● **Exercise prompt**
Spot each line in the data below containing "Insert" and copy it.

● **Excerpted data**
■ ■ ■ ■ ■ ■ ■

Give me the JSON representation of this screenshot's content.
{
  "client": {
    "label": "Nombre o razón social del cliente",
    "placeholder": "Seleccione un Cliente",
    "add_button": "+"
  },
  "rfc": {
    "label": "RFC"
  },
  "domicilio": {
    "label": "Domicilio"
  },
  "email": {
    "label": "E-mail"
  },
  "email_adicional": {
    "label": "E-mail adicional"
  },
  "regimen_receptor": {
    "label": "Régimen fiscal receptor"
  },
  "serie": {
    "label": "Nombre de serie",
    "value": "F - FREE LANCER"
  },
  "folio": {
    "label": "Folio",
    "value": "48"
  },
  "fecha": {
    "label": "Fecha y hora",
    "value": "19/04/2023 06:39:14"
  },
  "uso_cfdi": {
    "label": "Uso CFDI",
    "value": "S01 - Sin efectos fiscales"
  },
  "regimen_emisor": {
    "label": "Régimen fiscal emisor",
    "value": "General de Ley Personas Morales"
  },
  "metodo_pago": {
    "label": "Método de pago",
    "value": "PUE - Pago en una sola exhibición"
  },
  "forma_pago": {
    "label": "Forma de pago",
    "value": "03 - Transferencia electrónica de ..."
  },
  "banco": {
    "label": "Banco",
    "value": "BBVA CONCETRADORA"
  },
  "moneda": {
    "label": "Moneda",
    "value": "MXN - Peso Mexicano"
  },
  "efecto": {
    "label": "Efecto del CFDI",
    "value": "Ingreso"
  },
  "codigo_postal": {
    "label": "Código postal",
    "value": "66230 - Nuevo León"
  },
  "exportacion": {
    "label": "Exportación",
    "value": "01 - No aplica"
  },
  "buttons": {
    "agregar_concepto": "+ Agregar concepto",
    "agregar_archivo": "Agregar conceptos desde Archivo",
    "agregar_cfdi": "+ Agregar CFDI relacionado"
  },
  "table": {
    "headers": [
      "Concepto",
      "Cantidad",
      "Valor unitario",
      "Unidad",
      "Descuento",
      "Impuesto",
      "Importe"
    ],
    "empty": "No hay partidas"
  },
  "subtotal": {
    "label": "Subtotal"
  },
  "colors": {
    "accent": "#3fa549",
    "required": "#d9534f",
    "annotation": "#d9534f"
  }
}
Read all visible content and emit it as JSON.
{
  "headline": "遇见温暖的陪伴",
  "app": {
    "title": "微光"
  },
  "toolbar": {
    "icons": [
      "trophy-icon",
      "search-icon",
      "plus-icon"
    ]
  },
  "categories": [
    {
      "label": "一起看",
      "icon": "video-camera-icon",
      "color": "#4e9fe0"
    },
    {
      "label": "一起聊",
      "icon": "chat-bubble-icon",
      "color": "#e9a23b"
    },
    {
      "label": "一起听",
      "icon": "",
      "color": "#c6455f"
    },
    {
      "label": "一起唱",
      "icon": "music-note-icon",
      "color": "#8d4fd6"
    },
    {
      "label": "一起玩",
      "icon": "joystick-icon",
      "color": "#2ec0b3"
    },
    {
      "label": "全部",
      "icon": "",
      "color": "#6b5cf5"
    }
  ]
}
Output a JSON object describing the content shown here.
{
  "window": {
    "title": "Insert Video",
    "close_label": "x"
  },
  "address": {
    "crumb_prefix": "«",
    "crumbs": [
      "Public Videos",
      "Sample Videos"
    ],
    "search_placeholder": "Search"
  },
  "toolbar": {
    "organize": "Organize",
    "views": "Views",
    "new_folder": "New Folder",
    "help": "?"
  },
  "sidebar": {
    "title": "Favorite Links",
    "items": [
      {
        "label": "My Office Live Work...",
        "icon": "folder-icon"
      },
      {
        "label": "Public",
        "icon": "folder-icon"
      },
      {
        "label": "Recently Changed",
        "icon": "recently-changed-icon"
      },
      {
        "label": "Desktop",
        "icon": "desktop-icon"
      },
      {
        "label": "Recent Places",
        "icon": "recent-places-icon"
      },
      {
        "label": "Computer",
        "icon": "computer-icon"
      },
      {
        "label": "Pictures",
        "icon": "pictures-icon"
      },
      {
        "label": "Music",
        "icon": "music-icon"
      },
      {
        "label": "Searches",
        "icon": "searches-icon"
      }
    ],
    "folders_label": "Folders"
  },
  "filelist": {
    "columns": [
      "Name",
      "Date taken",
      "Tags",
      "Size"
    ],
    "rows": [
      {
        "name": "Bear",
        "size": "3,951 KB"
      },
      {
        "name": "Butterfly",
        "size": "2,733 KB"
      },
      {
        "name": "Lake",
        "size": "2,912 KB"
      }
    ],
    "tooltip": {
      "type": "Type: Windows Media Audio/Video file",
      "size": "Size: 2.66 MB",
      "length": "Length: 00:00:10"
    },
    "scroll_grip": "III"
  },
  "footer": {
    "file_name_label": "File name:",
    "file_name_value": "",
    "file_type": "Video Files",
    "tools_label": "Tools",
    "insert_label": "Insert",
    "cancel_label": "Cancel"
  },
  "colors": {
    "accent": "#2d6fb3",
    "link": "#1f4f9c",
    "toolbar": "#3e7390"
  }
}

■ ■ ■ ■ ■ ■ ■

● **Output for this exercise**
    "title": "Insert Video",
    "insert_label": "Insert",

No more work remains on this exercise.